Russia’s assault on Ukraine has severely tested many long-standing assumptions about the nature and effectiveness of Russian military power. But in addition to the confounding of assumptions about Russia’s tactical and operational capabilities and strategic competence, other deep-rooted misconceptions persist regarding Russia’s attitude to warfare overall.
Chatham House’s Russia and Eurasia programme has commissioned a pool of subject matter experts on Russian military affairs to address some of these longer-term conceptual challenges in understanding Russian hard power, which are not directly linked to current operations in Ukraine.

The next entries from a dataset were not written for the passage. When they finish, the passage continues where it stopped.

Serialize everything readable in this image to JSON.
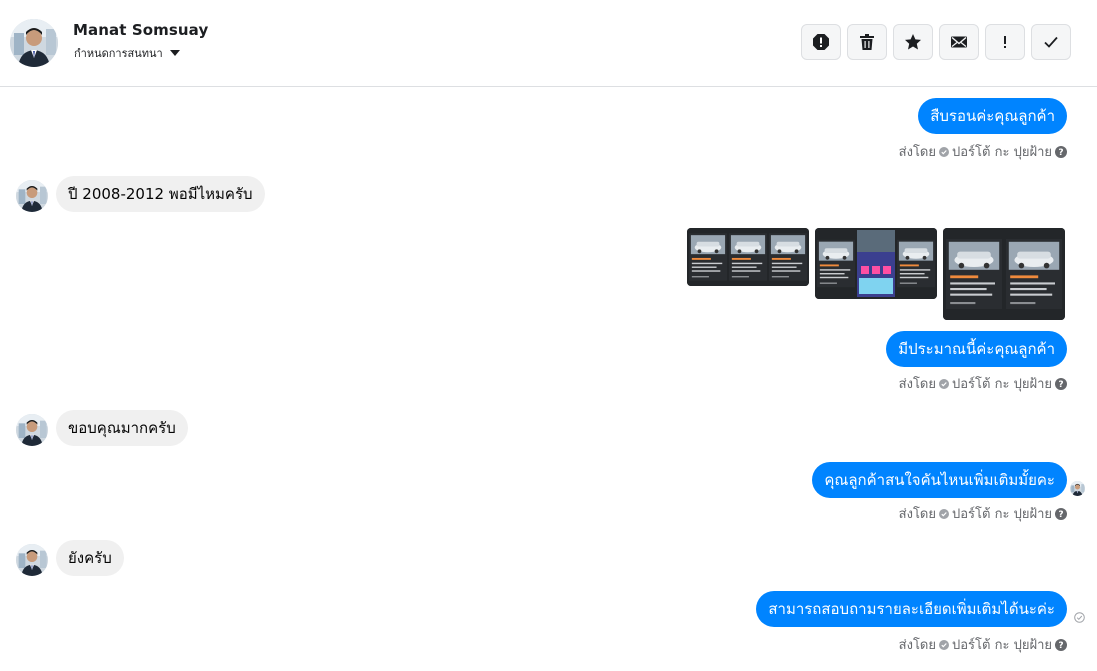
{
  "header": {
    "name": "Manat Somsuay",
    "assign_label": "กำหนดการสนทนา",
    "toolbar": [
      "spam-icon",
      "trash-icon",
      "star-icon",
      "envelope-icon",
      "exclamation-icon",
      "check-icon"
    ]
  },
  "meta": {
    "sent_by": "ส่งโดย",
    "agent": "ปอร์โต้ กะ ปุยฝ้าย"
  },
  "messages": {
    "m1": "สืบรอนค่ะคุณลูกค้า",
    "m2": "ปี 2008-2012 พอมีไหมครับ",
    "m3": "มีประมาณนี้ค่ะคุณลูกค้า",
    "m4": "ขอบคุณมากครับ",
    "m5": "คุณลูกค้าสนใจคันไหนเพิ่มเติมมั้ยคะ",
    "m6": "ยังครับ",
    "m7": "สามารถสอบถามรายละเอียดเพิ่มเติมได้นะค่ะ"
  },
  "colors": {
    "outgoing_bubble": "#0084ff",
    "incoming_bubble": "#f0f0f0"
  }
}
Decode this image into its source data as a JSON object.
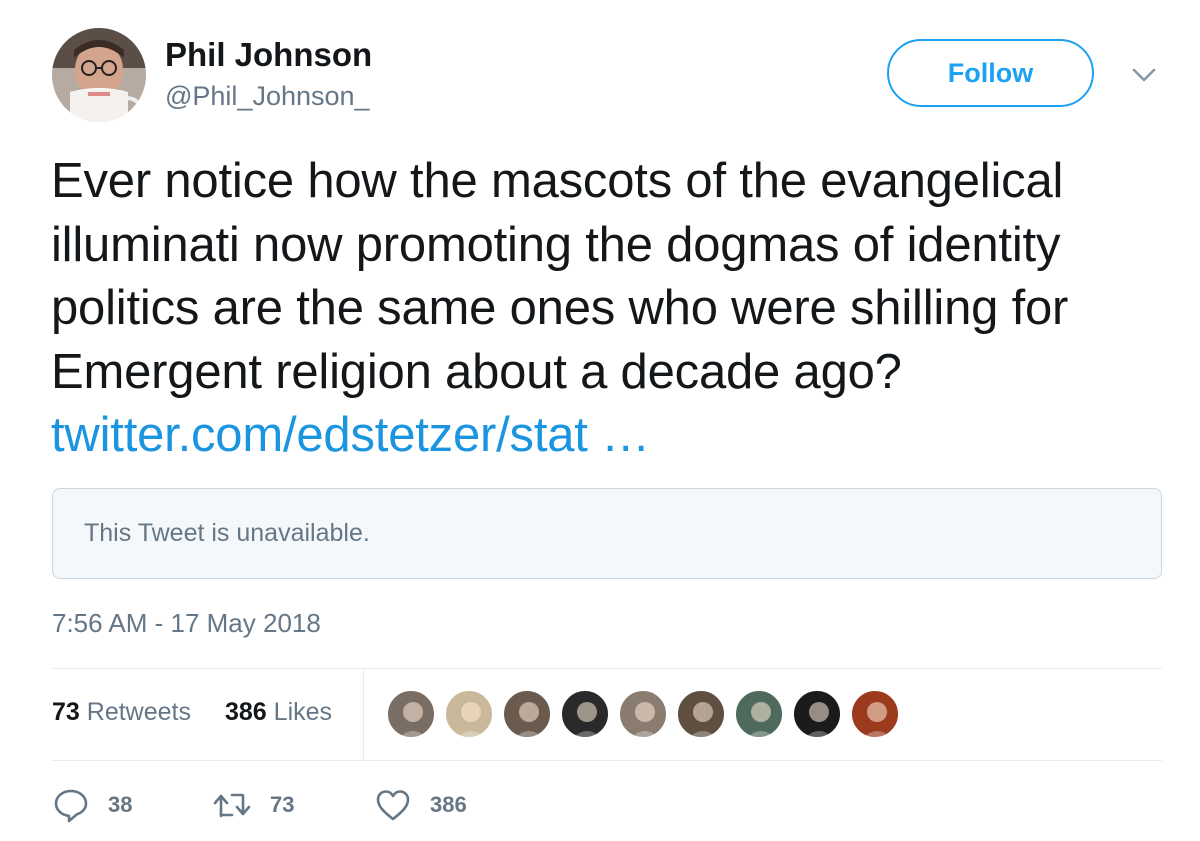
{
  "user": {
    "name": "Phil Johnson",
    "handle": "@Phil_Johnson_"
  },
  "follow_button": {
    "label": "Follow"
  },
  "tweet": {
    "text": "Ever notice how the mascots of the evangelical illuminati now promoting the dogmas of identity politics are the same ones who were shilling for Emergent religion about a decade ago?",
    "link_text": "twitter.com/edstetzer/stat …"
  },
  "quoted_tweet": {
    "text": "This Tweet is unavailable."
  },
  "timestamp": "7:56 AM - 17 May 2018",
  "stats": {
    "retweets_count": "73",
    "retweets_label": "Retweets",
    "likes_count": "386",
    "likes_label": "Likes"
  },
  "liker_avatars": [
    {
      "name": "liker-avatar-1",
      "color": "#7a6e64"
    },
    {
      "name": "liker-avatar-2",
      "color": "#c9b89a"
    },
    {
      "name": "liker-avatar-3",
      "color": "#6b5a4e"
    },
    {
      "name": "liker-avatar-4",
      "color": "#2a2a2a"
    },
    {
      "name": "liker-avatar-5",
      "color": "#8a7d70"
    },
    {
      "name": "liker-avatar-6",
      "color": "#5e4f40"
    },
    {
      "name": "liker-avatar-7",
      "color": "#4d6a5c"
    },
    {
      "name": "liker-avatar-8",
      "color": "#1b1b1b"
    },
    {
      "name": "liker-avatar-9",
      "color": "#9c3a1e"
    }
  ],
  "actions": {
    "reply_count": "38",
    "retweet_count": "73",
    "like_count": "386"
  },
  "colors": {
    "accent": "#1da1f2",
    "link": "#1b95e0",
    "secondary_text": "#657786",
    "border": "#e6ecf0"
  },
  "icons": [
    "chevron-down-icon",
    "reply-icon",
    "retweet-icon",
    "heart-icon"
  ]
}
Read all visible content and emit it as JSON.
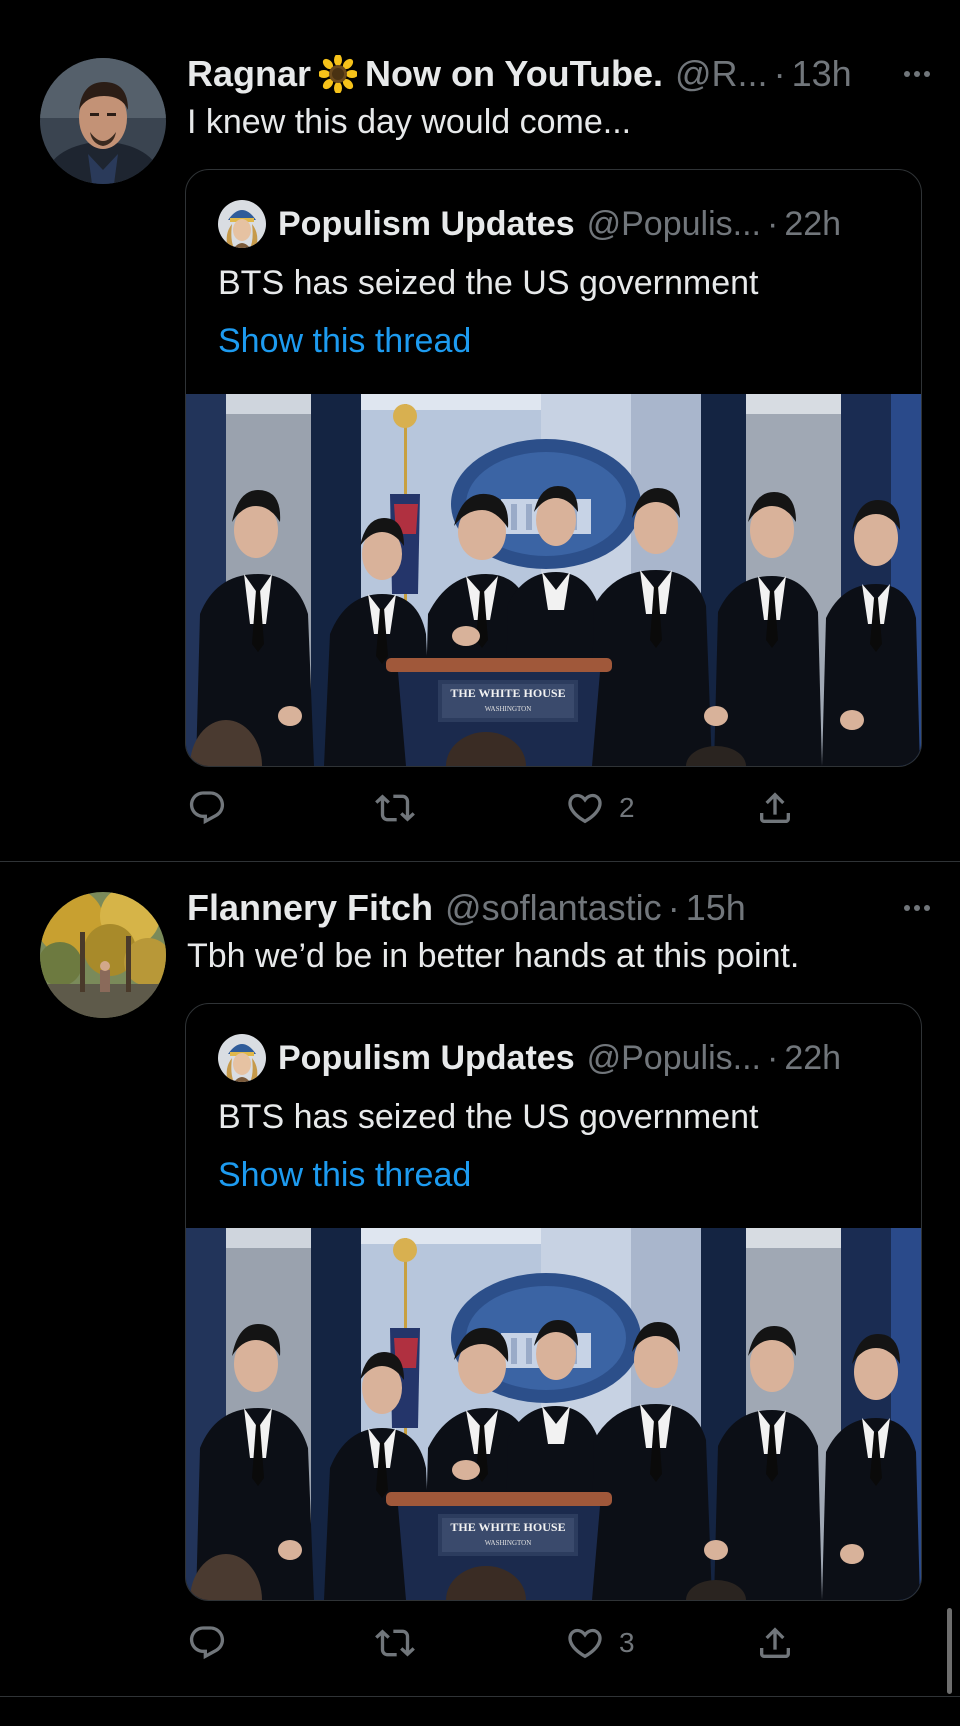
{
  "tweets": [
    {
      "author_name": "Ragnar",
      "author_name_suffix": "Now on YouTube.",
      "handle": "@R...",
      "time": "13h",
      "text": "I knew this day would come...",
      "quote": {
        "author_name": "Populism Updates",
        "handle": "@Populis...",
        "time": "22h",
        "text": "BTS has seized the US government",
        "link": "Show this thread",
        "media_signage": "THE WHITE HOUSE",
        "media_signage_sub": "WASHINGTON"
      },
      "actions": {
        "reply": "",
        "retweet": "",
        "like": "2",
        "share": ""
      }
    },
    {
      "author_name": "Flannery Fitch",
      "handle": "@soflantastic",
      "time": "15h",
      "text": "Tbh we’d be in better hands at this point.",
      "quote": {
        "author_name": "Populism Updates",
        "handle": "@Populis...",
        "time": "22h",
        "text": "BTS has seized the US government",
        "link": "Show this thread",
        "media_signage": "THE WHITE HOUSE",
        "media_signage_sub": "WASHINGTON"
      },
      "actions": {
        "reply": "",
        "retweet": "",
        "like": "3",
        "share": ""
      }
    }
  ],
  "colors": {
    "background": "#000000",
    "text_primary": "#e7e9ea",
    "text_secondary": "#71767b",
    "link": "#1d9bf0",
    "divider": "#2f3336"
  },
  "icons": [
    "sunflower-emoji",
    "more-icon",
    "reply-icon",
    "retweet-icon",
    "like-icon",
    "share-icon"
  ]
}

This research paper challenges a number of ideas about Russian military power and doctrine which have become entrenched among non-specialists but are based on false premises or a misreading of Russia’s own aims, objectives and methods. And some of these misconceptions may have major implications for any future confrontation between Russia and one or more adversaries, potentially including NATO members.
In this webinar, the research paper editor Keir Giles is joined by authors and a discussant to consider the paper’s findings and their direct impact on planning for defence against Russia.